RESIDENT STUDENTS SOUGHT: Members of the House Human Resources Committee voted 11-10 to compel a Board of Regents policy requiring at least 75 percent of students accepted into the UI Carver College of Medicine and UI College of Dentistry be from Iowa or previously enrolled in an Iowa community, private or public college or university. Proponents of House File 2115 said it was an effort to attract and keep health care providers in rural areas, but critics doubted the way to accomplish that is to mandate that the state’s only medical and dental colleges admit mostly Iowans. Rep. Marti Anderson, D-Des Moines, said 72 percent of UI med school and 71 percent of UI dental school students are Iowa residents so the bill is not needed. Others argued the bill would carry an $800,000 to $1 million cost in lost nonresident tuition, but Rep. Ann Meyer, R-Fort Dodge, said the requirement shouldn’t be a burden given the proximity now to meeting the requirements. The bill would require UI officials to report annually to legislators on their placement of medical residencies around Iowa. The bill now goes to the full House for consideration.
EXTREME RISK LEGISLATION: Members of the Iowa chapter of Moms Demand Action for Gun Sense in America applauded extreme risk legislation introduced by two minority House Democrats on Tuesday. The bill would empower law enforcement officers to ask a court to temporarily block a person’s access to guns if there is evidence they pose a threat to themselves or others. House Minority Whip Jo Oldson, D-Des Moines, and Rep. Kristin Sunde, D-West Des Moines, said the bill is needed to curb gun-related deaths in Iowa and would make Iowa the 18th state to adopt such legislation. “Not only do extreme risk laws save lives — they also have the support of the majority of Iowans,” said Traci Kennedy, a volunteer with the Iowa chapter of Moms Demand Action. “As a gun owner myself, I can tell you it is possible to put an end to this gun violence and protect responsible gun owners’ right to own a gun.” On average, 212 people in Iowa die by gun suicide every year — equaling 80 percent of all gun deaths in the state, according to the organization, which also reported that in the last decade, gun deaths have increased 24 percent in Iowa.

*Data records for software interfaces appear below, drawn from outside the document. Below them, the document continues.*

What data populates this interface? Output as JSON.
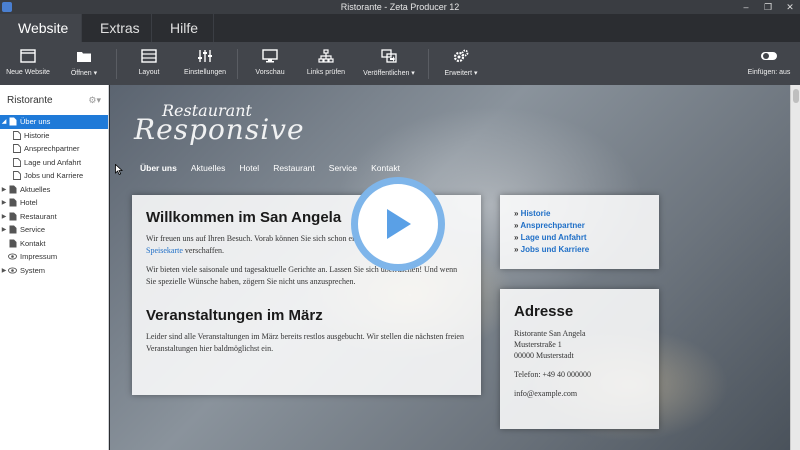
{
  "window": {
    "title": "Ristorante - Zeta Producer 12"
  },
  "tabs": [
    {
      "label": "Website"
    },
    {
      "label": "Extras"
    },
    {
      "label": "Hilfe"
    }
  ],
  "ribbon": {
    "new_website": "Neue Website",
    "open": "Öffnen ▾",
    "layout": "Layout",
    "settings": "Einstellungen",
    "preview": "Vorschau",
    "check_links": "Links prüfen",
    "publish": "Veröffentlichen ▾",
    "advanced": "Erweitert ▾",
    "insert": "Einfügen: aus"
  },
  "sidebar": {
    "title": "Ristorante",
    "items": [
      {
        "label": "Über uns"
      },
      {
        "label": "Historie"
      },
      {
        "label": "Ansprechpartner"
      },
      {
        "label": "Lage und Anfahrt"
      },
      {
        "label": "Jobs und Karriere"
      },
      {
        "label": "Aktuelles"
      },
      {
        "label": "Hotel"
      },
      {
        "label": "Restaurant"
      },
      {
        "label": "Service"
      },
      {
        "label": "Kontakt"
      },
      {
        "label": "Impressum"
      },
      {
        "label": "System"
      }
    ]
  },
  "site": {
    "logo_top": "Restaurant",
    "logo_main": "Responsive",
    "nav": [
      "Über uns",
      "Aktuelles",
      "Hotel",
      "Restaurant",
      "Service",
      "Kontakt"
    ],
    "welcome_title": "Willkommen im San Angela",
    "welcome_p1_a": "Wir freuen uns auf Ihren Besuch. Vorab können Sie sich schon einen Überblick über unsere ",
    "welcome_p1_link": "Speisekarte",
    "welcome_p1_b": " verschaffen.",
    "welcome_p2": "Wir bieten viele saisonale und tagesaktuelle Gerichte an. Lassen Sie sich überraschen! Und wenn Sie spezielle Wünsche haben, zögern Sie nicht uns anzusprechen.",
    "events_title": "Veranstaltungen im März",
    "events_p": "Leider sind alle Veranstaltungen im März bereits restlos ausgebucht. Wir stellen die nächsten freien Veranstaltungen hier baldmöglichst ein.",
    "links": [
      "Historie",
      "Ansprechpartner",
      "Lage und Anfahrt",
      "Jobs und Karriere"
    ],
    "address_title": "Adresse",
    "address_lines": [
      "Ristorante San Angela",
      "Musterstraße 1",
      "00000 Musterstadt"
    ],
    "phone": "Telefon: +49 40 000000",
    "email": "info@example.com"
  },
  "colors": {
    "accent": "#1f7ad8",
    "play_ring": "#7eb5ea",
    "link": "#1f6fc7"
  }
}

PRISON ASSAULT REPORTED: State officials say an inmate at the Iowa Medical Classification Center in Coralville assaulted a correctional officer around 10:25 a.m. Tuesday. The correctional officer was working at his post when an inmate approached him, according to the state Department of Corrections. Without warning, the inmate began striking the officer with a series of closed-fist strikes. Additional officers responded to the assault and took control of the situation, state officials said. The officer and inmate involved in the incident were assessed by facility medical staff. The assaulted officer was taken by state vehicle to the University of Iowa Hospitals and Clinics in Iowa City to be assessed for injuries to his face. The inmate did not suffer serious injuries. Corrections officials say the incident remains under investigation.
IOWA DEER HARVEST NUMBERS: Officials with the state Department of Natural Resources say Iowa hunters reported harvesting nearly 94,000 deer during Iowa’s 2019-20 hunting seasons — a decline from the previous year when hunters reported taking nearly 108,000 deer. Wildlife experts say a number of factors likely contributed to the decline, but DNR officials said Tuesday the most prominent was the outbreak of hemorrhagic disease — Iowa’s second-largest — that killed thousands of deer across the state. The Iowa DNR manages the deer herd to support a harvest of 100,000 to 120,000 deer based on recommendations from the legislatively mandated deer advisory committee.
“Our deer population has rebounded after hemorrhagic outbreaks in the past, and we expect the same will be true after this outbreak,” said Tyler Harms, a DNR wildlife biologist. “From our perspective, we manage the population for the long term, and impacts from this year — while significant — are likely a short blip on the horizon.”